» **Instructions for the task**:
Within the records, say how many lines include the word "heart"; the answer should be the number and no more.

--------------------------------

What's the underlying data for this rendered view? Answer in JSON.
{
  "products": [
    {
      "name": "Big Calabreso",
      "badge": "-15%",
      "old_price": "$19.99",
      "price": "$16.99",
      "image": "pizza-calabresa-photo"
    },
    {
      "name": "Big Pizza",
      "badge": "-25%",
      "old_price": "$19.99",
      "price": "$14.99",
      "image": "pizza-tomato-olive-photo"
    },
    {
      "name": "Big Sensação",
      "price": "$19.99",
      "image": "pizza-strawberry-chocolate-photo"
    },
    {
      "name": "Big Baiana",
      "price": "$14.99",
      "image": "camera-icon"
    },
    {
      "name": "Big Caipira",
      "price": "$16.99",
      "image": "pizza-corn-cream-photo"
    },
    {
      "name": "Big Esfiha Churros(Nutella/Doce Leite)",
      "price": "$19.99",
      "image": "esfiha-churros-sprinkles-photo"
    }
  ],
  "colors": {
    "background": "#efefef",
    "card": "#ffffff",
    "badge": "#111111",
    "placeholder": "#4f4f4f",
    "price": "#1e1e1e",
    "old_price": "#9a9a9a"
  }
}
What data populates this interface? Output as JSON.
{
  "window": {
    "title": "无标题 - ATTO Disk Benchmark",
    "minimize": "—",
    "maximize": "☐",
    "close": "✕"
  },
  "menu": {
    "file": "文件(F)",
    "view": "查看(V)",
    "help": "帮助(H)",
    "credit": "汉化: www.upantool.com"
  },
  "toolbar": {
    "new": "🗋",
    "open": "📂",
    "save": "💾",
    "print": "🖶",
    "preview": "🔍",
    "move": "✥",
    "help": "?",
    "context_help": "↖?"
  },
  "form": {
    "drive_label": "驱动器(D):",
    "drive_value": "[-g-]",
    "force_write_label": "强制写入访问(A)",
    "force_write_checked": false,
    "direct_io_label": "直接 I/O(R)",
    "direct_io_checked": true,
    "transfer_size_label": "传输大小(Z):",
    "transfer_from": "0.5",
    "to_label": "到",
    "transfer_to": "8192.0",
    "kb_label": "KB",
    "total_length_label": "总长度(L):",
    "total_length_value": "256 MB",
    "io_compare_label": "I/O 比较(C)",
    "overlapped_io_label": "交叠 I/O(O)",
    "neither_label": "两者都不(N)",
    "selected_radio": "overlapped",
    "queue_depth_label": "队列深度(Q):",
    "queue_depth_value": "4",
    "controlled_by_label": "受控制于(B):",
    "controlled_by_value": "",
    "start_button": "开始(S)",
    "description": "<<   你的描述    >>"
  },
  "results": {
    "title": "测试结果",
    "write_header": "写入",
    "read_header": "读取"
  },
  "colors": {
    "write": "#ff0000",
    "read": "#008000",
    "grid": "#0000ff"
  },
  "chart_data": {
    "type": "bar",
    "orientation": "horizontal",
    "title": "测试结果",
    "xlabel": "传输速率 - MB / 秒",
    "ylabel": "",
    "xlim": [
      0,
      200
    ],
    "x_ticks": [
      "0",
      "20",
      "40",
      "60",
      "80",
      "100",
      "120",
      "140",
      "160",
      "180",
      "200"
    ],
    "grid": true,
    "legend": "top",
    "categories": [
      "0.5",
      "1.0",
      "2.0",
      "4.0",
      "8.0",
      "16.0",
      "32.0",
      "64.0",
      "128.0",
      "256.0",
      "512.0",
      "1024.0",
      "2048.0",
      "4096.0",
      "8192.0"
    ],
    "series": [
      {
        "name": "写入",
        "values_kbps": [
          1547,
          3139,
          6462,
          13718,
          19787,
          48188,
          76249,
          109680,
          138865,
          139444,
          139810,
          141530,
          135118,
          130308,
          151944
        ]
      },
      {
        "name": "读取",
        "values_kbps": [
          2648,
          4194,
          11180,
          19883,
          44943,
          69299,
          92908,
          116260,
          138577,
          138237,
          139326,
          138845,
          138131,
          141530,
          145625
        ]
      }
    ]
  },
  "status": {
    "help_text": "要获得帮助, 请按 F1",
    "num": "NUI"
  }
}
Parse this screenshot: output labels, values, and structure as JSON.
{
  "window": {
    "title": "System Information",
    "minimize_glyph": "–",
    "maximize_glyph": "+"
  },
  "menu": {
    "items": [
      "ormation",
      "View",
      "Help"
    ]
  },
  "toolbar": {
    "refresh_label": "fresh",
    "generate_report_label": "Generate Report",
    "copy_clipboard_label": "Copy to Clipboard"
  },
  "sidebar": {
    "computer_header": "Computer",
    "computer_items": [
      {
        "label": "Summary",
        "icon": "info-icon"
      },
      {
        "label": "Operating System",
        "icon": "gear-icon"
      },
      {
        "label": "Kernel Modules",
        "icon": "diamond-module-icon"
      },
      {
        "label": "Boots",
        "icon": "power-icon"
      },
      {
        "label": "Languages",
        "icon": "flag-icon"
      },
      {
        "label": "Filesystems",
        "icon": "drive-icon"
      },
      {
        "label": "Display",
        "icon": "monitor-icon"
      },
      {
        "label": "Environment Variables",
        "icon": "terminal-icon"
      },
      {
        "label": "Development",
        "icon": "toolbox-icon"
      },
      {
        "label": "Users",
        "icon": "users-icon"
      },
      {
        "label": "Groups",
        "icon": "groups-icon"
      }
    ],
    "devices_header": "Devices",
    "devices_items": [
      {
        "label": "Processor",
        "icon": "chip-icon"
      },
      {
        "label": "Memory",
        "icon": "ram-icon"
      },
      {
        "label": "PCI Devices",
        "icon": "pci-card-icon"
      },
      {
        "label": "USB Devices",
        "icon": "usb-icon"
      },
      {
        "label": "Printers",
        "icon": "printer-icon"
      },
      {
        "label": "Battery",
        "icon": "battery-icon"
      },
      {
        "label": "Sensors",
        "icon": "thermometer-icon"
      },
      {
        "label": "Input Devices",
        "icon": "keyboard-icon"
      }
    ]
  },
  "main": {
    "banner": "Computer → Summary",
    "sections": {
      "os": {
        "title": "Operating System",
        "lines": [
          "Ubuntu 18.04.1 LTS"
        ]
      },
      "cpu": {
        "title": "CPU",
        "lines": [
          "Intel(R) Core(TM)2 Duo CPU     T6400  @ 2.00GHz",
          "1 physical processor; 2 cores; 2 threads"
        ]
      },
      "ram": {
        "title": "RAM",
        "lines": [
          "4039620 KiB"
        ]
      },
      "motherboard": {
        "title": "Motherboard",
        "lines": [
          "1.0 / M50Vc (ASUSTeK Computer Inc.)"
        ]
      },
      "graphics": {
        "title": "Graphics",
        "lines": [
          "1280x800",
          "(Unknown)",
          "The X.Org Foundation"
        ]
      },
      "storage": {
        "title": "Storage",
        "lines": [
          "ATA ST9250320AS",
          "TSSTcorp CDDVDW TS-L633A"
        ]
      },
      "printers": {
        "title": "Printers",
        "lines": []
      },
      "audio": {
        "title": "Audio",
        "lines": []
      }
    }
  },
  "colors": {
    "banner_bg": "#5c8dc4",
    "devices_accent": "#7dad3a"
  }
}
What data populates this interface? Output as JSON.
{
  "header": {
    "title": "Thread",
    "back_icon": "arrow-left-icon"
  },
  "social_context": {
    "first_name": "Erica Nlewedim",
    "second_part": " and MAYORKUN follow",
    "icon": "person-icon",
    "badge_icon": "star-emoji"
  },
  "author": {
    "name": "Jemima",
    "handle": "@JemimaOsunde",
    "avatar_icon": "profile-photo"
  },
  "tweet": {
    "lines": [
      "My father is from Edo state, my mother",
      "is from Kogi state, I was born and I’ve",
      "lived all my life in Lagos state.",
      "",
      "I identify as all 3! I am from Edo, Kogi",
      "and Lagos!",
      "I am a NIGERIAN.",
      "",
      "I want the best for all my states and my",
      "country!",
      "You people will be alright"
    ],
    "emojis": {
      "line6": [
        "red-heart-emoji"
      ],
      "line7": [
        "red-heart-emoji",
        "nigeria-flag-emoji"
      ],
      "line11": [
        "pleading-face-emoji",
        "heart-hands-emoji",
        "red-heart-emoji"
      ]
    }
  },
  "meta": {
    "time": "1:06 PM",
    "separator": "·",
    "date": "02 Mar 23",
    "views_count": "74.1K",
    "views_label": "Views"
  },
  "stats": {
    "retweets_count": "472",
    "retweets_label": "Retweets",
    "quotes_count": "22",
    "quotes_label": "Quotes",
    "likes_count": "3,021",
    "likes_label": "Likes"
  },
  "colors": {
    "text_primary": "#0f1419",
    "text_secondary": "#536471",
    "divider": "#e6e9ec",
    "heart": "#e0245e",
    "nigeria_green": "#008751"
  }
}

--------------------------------

» **Solution**:
5